The graves were discovered in November 2020 during drainage work to separate rainwater from sewage in the historic center of Vianen. To extend the city’s canal, municipal authorities chose the site of the former Batestein Castle (built in 1370 and abandoned after a fire in 1696) which had once had a moat on the south side of the grounds. Bones were found during the moat dig. At first it was just a few bones from one or two skeletons at most, but as they dug, they just kept finding more. Two weeks after the excavation began, the team had unearthed the skeletal remains of 44 individuals. By the end of January, the tally had risen to 81. In total, 82 skeletons were found in three mass grave pits.
Some of the bodies had been stacked, and the presence of hand-forged nails suggested a few had been interred in coffins, perhaps shared coffins. Preliminary osteological examination found the remains belonged to young males in their teens and early 20s. There were some indications of sharp-force trauma on two skeletons, suggesting the young men may have fallen in battle.
To date the remains, identify any additional traces of violence and their possible national origin, the bones were recovered and transferred to specialized laboratories in the UK. Forensic anthropologists discovered that the sharp-force trauma was not from a violent battle, but rather from a bone saw, likely deployed during an autopsy. What was endemic among the skeletons was not evidence of violence, but evidence of one or more infections, including meningitis, pneumonia, sinus infections and a non-specific whole-body inflammation. The bones also showed consistent signs of poverty in childhood marked by malnutrition and hard labor.

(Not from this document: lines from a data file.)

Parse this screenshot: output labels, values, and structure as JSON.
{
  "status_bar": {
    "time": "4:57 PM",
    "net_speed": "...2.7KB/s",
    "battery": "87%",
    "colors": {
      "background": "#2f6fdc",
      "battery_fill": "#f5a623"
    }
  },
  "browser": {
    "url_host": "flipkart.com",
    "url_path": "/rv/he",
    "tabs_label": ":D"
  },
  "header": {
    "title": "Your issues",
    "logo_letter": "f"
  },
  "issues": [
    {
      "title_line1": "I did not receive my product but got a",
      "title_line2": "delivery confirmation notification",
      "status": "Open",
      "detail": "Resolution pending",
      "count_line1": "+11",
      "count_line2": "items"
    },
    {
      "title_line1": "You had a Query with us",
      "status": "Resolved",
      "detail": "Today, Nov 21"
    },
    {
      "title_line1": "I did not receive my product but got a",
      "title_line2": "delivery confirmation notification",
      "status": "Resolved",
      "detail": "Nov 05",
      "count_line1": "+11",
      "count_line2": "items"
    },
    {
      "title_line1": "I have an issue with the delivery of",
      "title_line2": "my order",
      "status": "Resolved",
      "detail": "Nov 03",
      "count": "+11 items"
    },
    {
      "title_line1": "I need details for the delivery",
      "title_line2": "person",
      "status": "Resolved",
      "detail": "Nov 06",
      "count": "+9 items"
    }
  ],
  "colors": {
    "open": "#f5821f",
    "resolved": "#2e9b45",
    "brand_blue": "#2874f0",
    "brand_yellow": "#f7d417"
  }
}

Radiocarbon dating found the bodies were buried later than initially hypothesized, the late 18th century rather than the 15th or 16th. Archival research confirmed that a field hospital was set up in the ruins of Batestein Castle during the First Coalition War (1792-1797) when European forces (allied English, Dutch, Spanish, Austrian and Prussian troops) fought against the army of Revolutionary France.
Samples were taken from six of the skeletons and isotope analysis of their bones concluded that one came from southern England, possibly Cornwall, another from southern Cornwall and a third from an urban English environment. Two more may have been from the Netherlands but of possible English descent while the other was from Germany.

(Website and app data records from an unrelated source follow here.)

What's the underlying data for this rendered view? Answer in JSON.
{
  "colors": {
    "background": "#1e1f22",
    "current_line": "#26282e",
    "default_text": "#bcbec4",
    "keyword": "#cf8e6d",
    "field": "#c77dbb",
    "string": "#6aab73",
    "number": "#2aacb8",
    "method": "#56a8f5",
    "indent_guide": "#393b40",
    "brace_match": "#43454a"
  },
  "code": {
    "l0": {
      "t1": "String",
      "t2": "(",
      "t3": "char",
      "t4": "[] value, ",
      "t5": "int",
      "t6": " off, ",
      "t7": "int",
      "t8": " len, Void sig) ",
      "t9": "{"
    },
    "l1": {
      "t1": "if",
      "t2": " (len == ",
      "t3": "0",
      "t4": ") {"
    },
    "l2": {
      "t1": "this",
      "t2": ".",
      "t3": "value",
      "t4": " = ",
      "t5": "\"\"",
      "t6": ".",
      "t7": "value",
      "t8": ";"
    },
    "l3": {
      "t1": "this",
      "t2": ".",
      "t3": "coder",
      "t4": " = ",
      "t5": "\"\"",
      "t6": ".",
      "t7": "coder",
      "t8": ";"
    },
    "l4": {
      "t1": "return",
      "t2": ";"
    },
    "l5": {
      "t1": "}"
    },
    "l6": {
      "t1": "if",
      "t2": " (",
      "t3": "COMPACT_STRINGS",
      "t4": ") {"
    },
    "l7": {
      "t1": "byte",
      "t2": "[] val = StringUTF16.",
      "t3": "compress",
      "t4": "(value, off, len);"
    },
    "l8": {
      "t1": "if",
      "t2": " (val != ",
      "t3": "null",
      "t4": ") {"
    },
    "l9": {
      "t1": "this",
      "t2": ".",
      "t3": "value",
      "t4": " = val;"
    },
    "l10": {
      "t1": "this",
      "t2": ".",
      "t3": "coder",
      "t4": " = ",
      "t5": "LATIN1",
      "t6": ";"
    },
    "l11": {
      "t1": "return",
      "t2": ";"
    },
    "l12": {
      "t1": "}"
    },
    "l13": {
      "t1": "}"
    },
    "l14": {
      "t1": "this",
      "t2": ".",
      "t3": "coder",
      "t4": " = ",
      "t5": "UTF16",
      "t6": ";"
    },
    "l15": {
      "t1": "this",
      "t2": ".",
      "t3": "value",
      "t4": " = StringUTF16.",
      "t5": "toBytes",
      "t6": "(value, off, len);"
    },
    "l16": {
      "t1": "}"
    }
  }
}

The men would have been treated at a field hospital at Batestein Castle in Vianen. As it was a mass grave and they all died under the same circumstances, a sample of six was sufficient, archaeologist Hans Veenstra told the BBC. […]

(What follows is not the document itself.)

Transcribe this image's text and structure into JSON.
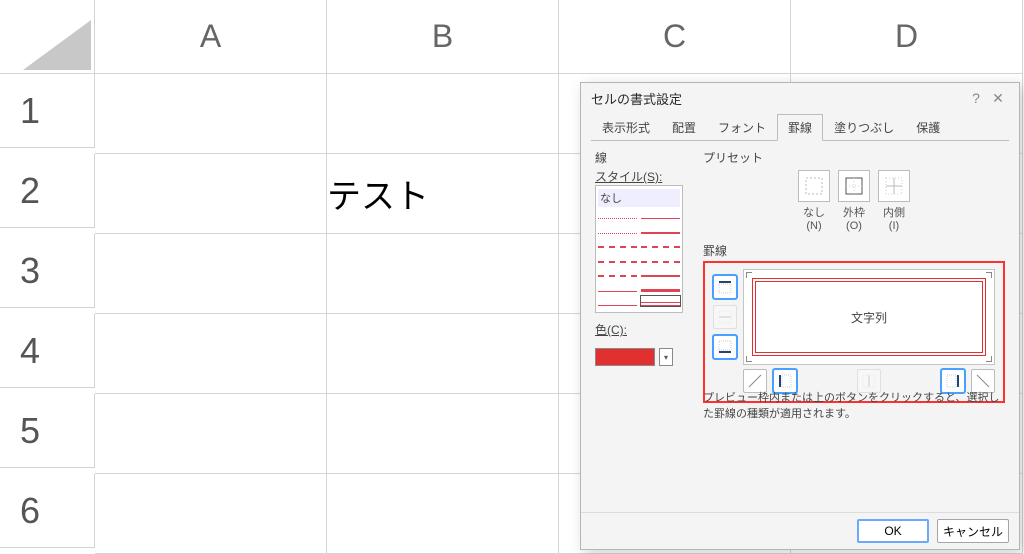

From late 1794-95, British soldiers were treated a short distance from the mass grave, and the researchers believe that the poor and cramped conditions of army life led to reduced resistance to bacterial infection.
The average age of the adult victims was about 26 although some of those who died were just teenagers. Around 60% showed traces of one or more infections which all had one cause – pneumococcal bacteria.